Google Display Keywords: A Philosophy

The Google Display Network is a very powerful tool to reach potential customers when they may not be aware or actively seeking your offering. However it behaves very differently than search especially in the realm of keywords.

A trap to be avoided is to start with search campaigns and simply copy the campaign and switch the network targeting. This is not the best way to create contextual keyword display campaigns as Google looks at total ad group themes to decide where to place the ads.

Secondly, there are keywords that you would rarely have in your search campaigns. Wide keywords that are loosely related to the product, have massive search volume, low conversion rates and high CPCs. All the things that make a performance search campaign under-perform. Not so in display. If Google looks at your ad group in its entirety and will match your ads to articles/content that are most closely related to the overall theme, then you need related keywords in your ad group to tell Google where to serve your display ads.

Ad Groups As Snippets

Think of ad groups as summary points of content. Your keywords are the bullet-points of all the key concepts within the article. Basically your campaigns will  be made up of a number of ad groups each of which are mini synopses (yep that’s a plural) of the main points of the content you wish to target.

Google Display Ad group Themes

Another thing to consider is that keyword duplication across your account behaves very different to that of search. As we know, duplicate keywords in search can be a major cause of CPC inflation and poor performance. As before, this is not the case in display. In fact multiple instances of the same keyword across the display campaigns lead to different targeting outputs, as the combination of keywords within an ad group will vary.

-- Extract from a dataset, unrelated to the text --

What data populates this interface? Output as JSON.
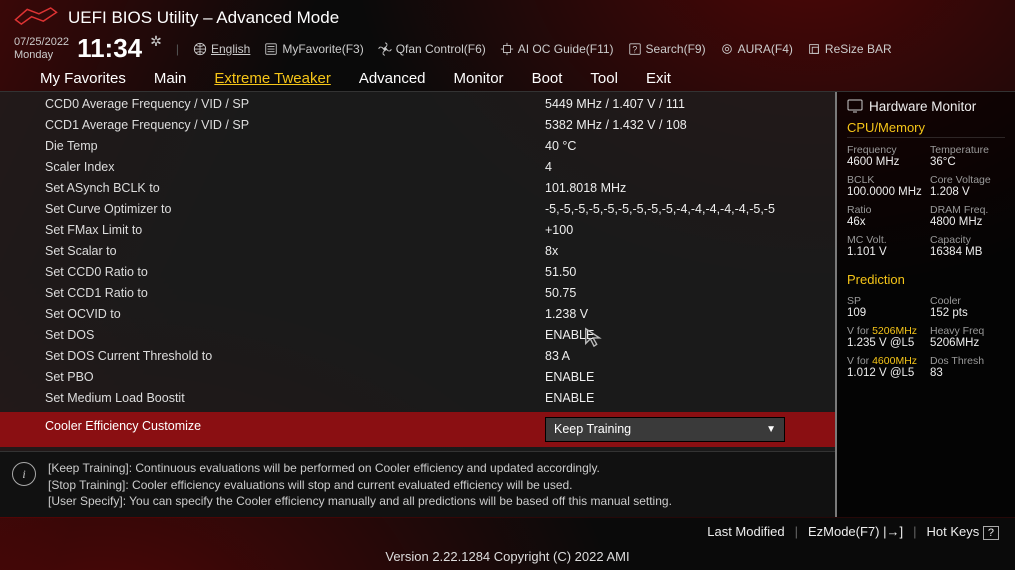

So if you have 2 ad groups, one for Apple iPods and one for Apple iMacs, both ad groups can contain the keyword ‘apple’. Depending on your website, product range and objectives you can negate certain keywords from across ad groups, ie. add ‘ipod‘ as a negative keyword to the iMac ad group and vice versa.

Likewise keyword match type isn’t a consideration for positive keywords on the Google Display Network – all keywords are on broad match. However, negative keywords behave as they do in search campaigns.

Structure & Creativity is Essential

So once you know how Google reads and serves ads on the Google Display Network you can enlist your creative powers to combine the top theme variations of the content you wish to serve your ads alongside. It’s a challenge to summarise the points of your ideal content mix.  Choose key conversion or awareness focused keywords, depending on your campaign goals. Think: what are the 5 keywords that summarise the content I want to be associated with? What do the experts in this field talk about, what words do they use? It’s like reverse onsite keyword optimisation in the world of SEO – so think ‘what would I do if I were the Googlebot?

Then try differing combinations of keywords to test how ad group variations perform. Note: don’t just change one keyword, change the broader theme of the ad group from information to review keywords to purchase drivers etc. Change the philosophy of your targeting to test the results & performance.

Following on from keyword choice, structuring your ad groups and campaigns will allow for efficient and effective management of the performance. It’s recommended that ad groups are limited to between 1 and 50 keywords. I can’t emphasise enough how large ad groups are totally ineffective and un-targeted and should be avoided. Keep the ad groups to 1-10 contextual keywords.

The Display Planner allows you to estimate your search impressions and it is advisable to keep ad groups with lots of potential impressions in campaigns on their own so you can control the daily budget of the high volume ad groups. Secondly this allows your lower volume ad groups to serve without their daily budgets being affected by ad groups which spend a lot more.


By looking at display keywords as bullet points and ad groups as themes, you can test performance and serve Google Display ads more effectively alongside content that is more related to the topics you want to be associated with.

It’s very important to treat search and display campaign builds differently, ie. keyword choice, duplication and match types. Expected ad group traffic volume from available inventory should influence campaign structure, with high traffic ad groups being housed separately to lower traffic ad groups for budget reasons.

As with all digital advertising, testing is key. Try different keyword combinations, make sure there is sufficient difference between your ad groups for clearer test results; drive scale in what performs and pull back n what doesn’t.